ASSIGNMENT -
Using the entries that follow, count the lines containing the word "title" and give that number by itself.

STORED DATA -
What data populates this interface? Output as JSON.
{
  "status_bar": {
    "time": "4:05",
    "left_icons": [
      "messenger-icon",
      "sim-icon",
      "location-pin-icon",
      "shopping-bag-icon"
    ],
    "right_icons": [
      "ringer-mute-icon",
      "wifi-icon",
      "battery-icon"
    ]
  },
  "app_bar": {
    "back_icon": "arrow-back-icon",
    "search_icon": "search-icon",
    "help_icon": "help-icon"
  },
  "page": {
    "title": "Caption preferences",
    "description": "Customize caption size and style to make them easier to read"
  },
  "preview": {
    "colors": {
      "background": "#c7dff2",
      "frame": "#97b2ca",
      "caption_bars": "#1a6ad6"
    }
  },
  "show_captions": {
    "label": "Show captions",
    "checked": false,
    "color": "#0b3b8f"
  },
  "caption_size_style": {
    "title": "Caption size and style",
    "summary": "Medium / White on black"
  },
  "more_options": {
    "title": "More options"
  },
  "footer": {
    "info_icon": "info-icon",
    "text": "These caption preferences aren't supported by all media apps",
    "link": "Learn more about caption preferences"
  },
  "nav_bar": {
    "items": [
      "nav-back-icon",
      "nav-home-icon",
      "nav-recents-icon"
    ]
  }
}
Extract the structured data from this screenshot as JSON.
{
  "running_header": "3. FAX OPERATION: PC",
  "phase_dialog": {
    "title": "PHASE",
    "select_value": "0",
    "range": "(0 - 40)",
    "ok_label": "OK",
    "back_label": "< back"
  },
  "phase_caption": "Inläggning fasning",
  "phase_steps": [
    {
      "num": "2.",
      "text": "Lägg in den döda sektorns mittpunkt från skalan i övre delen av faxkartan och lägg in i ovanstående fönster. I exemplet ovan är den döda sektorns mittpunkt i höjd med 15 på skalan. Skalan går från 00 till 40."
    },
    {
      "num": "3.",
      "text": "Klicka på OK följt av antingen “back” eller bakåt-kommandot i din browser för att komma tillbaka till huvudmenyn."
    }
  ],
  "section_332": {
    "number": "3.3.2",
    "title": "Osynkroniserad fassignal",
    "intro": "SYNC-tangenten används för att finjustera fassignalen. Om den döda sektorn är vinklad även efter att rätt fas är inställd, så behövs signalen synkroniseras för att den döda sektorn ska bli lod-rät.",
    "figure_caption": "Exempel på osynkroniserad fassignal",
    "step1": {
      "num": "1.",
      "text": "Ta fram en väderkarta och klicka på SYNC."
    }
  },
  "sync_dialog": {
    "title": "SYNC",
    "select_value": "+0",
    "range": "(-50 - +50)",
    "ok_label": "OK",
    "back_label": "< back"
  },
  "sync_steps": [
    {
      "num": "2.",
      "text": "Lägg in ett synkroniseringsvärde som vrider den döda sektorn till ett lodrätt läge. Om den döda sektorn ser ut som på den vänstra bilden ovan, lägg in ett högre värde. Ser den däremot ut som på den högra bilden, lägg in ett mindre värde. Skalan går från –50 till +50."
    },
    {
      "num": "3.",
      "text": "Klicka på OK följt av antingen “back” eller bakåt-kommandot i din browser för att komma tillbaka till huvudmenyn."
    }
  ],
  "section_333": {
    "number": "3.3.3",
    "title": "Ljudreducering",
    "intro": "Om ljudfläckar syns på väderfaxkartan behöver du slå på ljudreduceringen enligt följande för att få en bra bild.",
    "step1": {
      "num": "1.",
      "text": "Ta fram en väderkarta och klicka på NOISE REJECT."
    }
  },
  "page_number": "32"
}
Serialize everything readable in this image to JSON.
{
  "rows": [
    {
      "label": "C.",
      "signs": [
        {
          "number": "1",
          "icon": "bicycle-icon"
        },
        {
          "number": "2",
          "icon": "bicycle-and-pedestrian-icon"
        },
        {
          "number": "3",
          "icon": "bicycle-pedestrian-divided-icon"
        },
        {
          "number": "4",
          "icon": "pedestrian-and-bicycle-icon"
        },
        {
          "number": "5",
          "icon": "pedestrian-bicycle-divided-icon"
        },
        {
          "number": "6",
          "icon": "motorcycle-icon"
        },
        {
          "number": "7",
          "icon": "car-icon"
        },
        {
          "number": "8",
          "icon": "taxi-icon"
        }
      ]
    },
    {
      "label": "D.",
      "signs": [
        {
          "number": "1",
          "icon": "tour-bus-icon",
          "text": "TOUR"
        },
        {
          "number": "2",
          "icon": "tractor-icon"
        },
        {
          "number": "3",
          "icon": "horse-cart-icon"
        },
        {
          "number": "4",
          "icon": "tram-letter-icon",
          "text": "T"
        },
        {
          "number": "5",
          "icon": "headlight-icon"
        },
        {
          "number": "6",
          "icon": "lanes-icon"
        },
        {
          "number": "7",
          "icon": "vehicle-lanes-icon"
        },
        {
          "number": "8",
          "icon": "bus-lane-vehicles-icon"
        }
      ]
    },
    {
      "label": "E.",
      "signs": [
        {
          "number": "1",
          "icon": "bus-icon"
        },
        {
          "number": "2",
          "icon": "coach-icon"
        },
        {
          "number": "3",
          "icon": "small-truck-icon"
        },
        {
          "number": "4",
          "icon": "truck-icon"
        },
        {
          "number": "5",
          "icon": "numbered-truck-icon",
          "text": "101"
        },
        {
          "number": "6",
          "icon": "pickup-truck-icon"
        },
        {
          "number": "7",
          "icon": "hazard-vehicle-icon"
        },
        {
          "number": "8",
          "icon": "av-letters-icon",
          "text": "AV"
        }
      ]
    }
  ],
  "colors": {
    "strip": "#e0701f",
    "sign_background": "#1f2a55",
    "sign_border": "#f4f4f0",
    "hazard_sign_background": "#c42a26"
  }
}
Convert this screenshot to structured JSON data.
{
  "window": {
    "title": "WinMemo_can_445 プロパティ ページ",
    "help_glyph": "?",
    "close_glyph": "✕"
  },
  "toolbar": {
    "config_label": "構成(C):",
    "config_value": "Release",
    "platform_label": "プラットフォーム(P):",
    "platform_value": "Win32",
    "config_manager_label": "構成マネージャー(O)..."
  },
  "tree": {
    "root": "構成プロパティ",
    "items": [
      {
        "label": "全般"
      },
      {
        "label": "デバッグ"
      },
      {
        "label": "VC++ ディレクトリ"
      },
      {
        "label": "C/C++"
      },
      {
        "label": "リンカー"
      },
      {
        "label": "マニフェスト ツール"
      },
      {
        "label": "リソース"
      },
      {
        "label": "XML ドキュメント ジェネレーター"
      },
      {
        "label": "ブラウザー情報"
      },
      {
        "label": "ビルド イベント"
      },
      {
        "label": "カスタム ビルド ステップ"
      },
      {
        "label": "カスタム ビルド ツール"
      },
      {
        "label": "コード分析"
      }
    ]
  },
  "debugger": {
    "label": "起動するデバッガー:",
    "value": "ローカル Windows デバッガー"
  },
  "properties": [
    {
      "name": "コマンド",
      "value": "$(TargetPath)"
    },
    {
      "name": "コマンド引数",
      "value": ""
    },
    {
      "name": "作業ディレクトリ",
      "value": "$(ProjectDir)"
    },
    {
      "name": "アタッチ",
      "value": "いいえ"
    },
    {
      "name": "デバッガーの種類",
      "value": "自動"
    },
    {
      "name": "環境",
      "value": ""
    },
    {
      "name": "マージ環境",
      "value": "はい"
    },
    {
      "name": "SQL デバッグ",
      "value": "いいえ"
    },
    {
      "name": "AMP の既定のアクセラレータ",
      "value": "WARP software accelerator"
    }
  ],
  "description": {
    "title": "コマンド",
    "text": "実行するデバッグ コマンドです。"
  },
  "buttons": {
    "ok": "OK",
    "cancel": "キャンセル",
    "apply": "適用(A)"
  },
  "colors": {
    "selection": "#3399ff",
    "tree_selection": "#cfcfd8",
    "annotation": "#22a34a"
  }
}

EXPECTED ANSWER -
9